WHAT YOU ARE ASKED TO DO: Copy out the records precisely, omitting pictures.
======== MATERIAL SHOWN ========
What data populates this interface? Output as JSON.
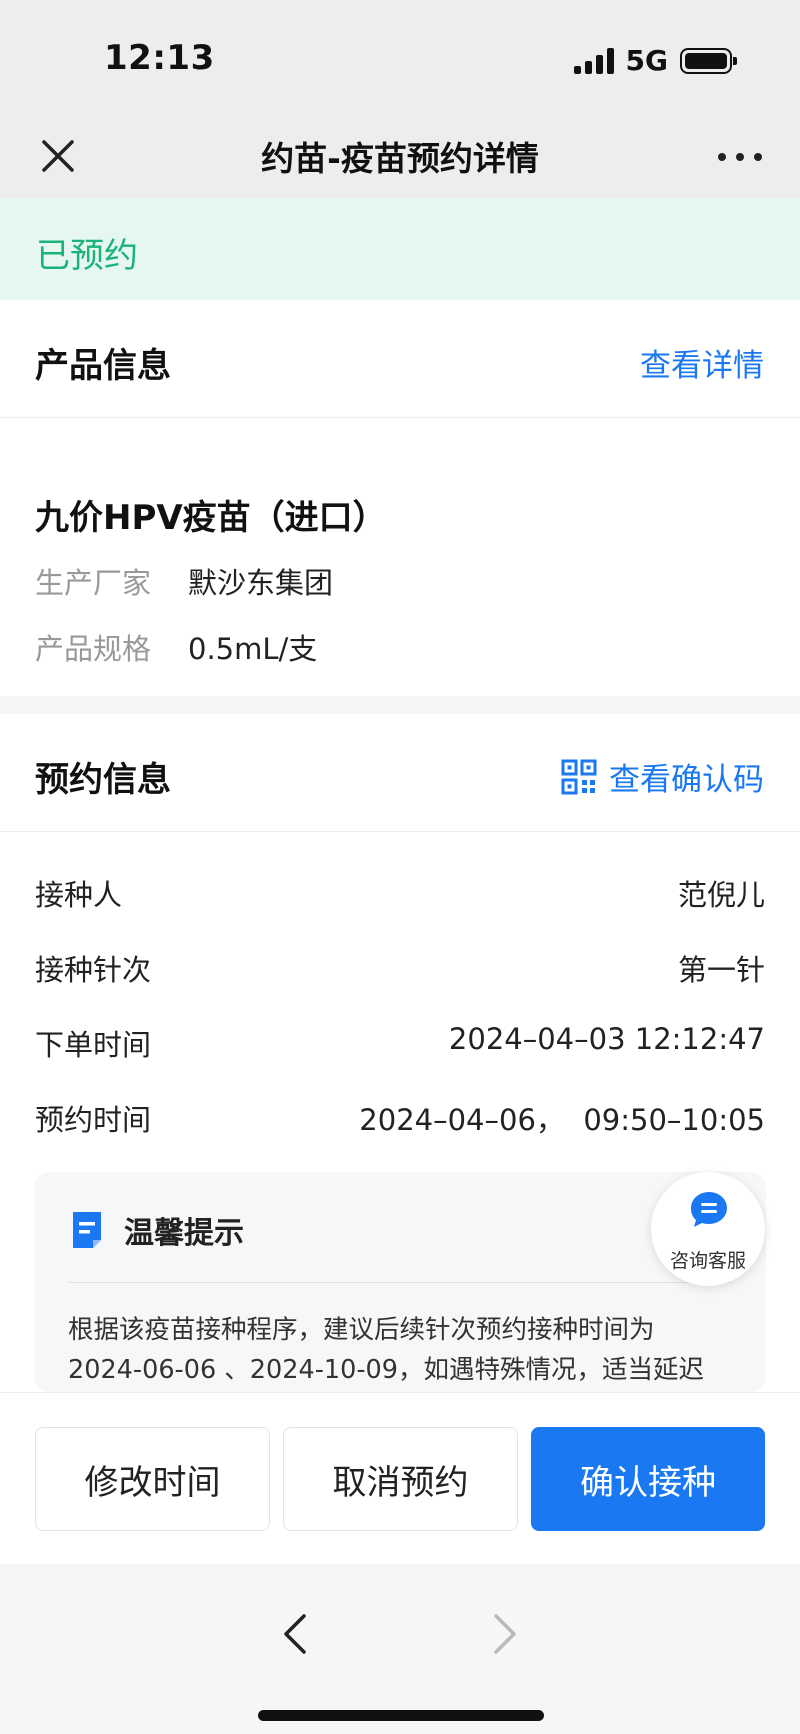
{
  "status_bar": {
    "time": "12:13",
    "network": "5G",
    "battery_level": 1.0
  },
  "nav": {
    "title": "约苗-疫苗预约详情",
    "close_icon": "close-icon",
    "more_icon": "more-icon"
  },
  "banner": {
    "status": "已预约",
    "color": "#1bb37a"
  },
  "product": {
    "section_title": "产品信息",
    "detail_link": "查看详情",
    "name": "九价HPV疫苗（进口）",
    "fields": [
      {
        "key": "生产厂家",
        "value": "默沙东集团"
      },
      {
        "key": "产品规格",
        "value": "0.5mL/支"
      }
    ]
  },
  "appointment": {
    "section_title": "预约信息",
    "code_link": "查看确认码",
    "code_icon": "qr-code-icon",
    "rows": [
      {
        "key": "接种人",
        "value": "范倪儿"
      },
      {
        "key": "接种针次",
        "value": "第一针"
      },
      {
        "key": "下单时间",
        "value": "2024–04–03 12:12:47"
      },
      {
        "key": "预约时间",
        "value": "2024–04–06，  09:50–10:05"
      }
    ]
  },
  "tip": {
    "title": "温馨提示",
    "icon": "document-icon",
    "line1": "根据该疫苗接种程序，建议后续针次预约接种时间为",
    "line2": "2024-06-06 、2024-10-09，如遇特殊情况，适当延迟"
  },
  "customer_service": {
    "label": "咨询客服",
    "icon": "chat-bubble-icon"
  },
  "actions": {
    "modify": "修改时间",
    "cancel": "取消预约",
    "confirm": "确认接种",
    "primary_color": "#1a78f2"
  },
  "browser_nav": {
    "back_icon": "chevron-left-icon",
    "forward_icon": "chevron-right-icon"
  }
}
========
TASK ANSWER:
What data populates this interface? Output as JSON.
{
  "status_bar": {
    "time": "12:13",
    "network": "5G",
    "battery_level": 1.0
  },
  "nav": {
    "title": "约苗-疫苗预约详情",
    "close_icon": "close-icon",
    "more_icon": "more-icon"
  },
  "banner": {
    "status": "已预约",
    "color": "#1bb37a"
  },
  "product": {
    "section_title": "产品信息",
    "detail_link": "查看详情",
    "name": "九价HPV疫苗（进口）",
    "fields": [
      {
        "key": "生产厂家",
        "value": "默沙东集团"
      },
      {
        "key": "产品规格",
        "value": "0.5mL/支"
      }
    ]
  },
  "appointment": {
    "section_title": "预约信息",
    "code_link": "查看确认码",
    "code_icon": "qr-code-icon",
    "rows": [
      {
        "key": "接种人",
        "value": "范倪儿"
      },
      {
        "key": "接种针次",
        "value": "第一针"
      },
      {
        "key": "下单时间",
        "value": "2024–04–03 12:12:47"
      },
      {
        "key": "预约时间",
        "value": "2024–04–06，  09:50–10:05"
      }
    ]
  },
  "tip": {
    "title": "温馨提示",
    "icon": "document-icon",
    "line1": "根据该疫苗接种程序，建议后续针次预约接种时间为",
    "line2": "2024-06-06 、2024-10-09，如遇特殊情况，适当延迟"
  },
  "customer_service": {
    "label": "咨询客服",
    "icon": "chat-bubble-icon"
  },
  "actions": {
    "modify": "修改时间",
    "cancel": "取消预约",
    "confirm": "确认接种",
    "primary_color": "#1a78f2"
  },
  "browser_nav": {
    "back_icon": "chevron-left-icon",
    "forward_icon": "chevron-right-icon"
  }
}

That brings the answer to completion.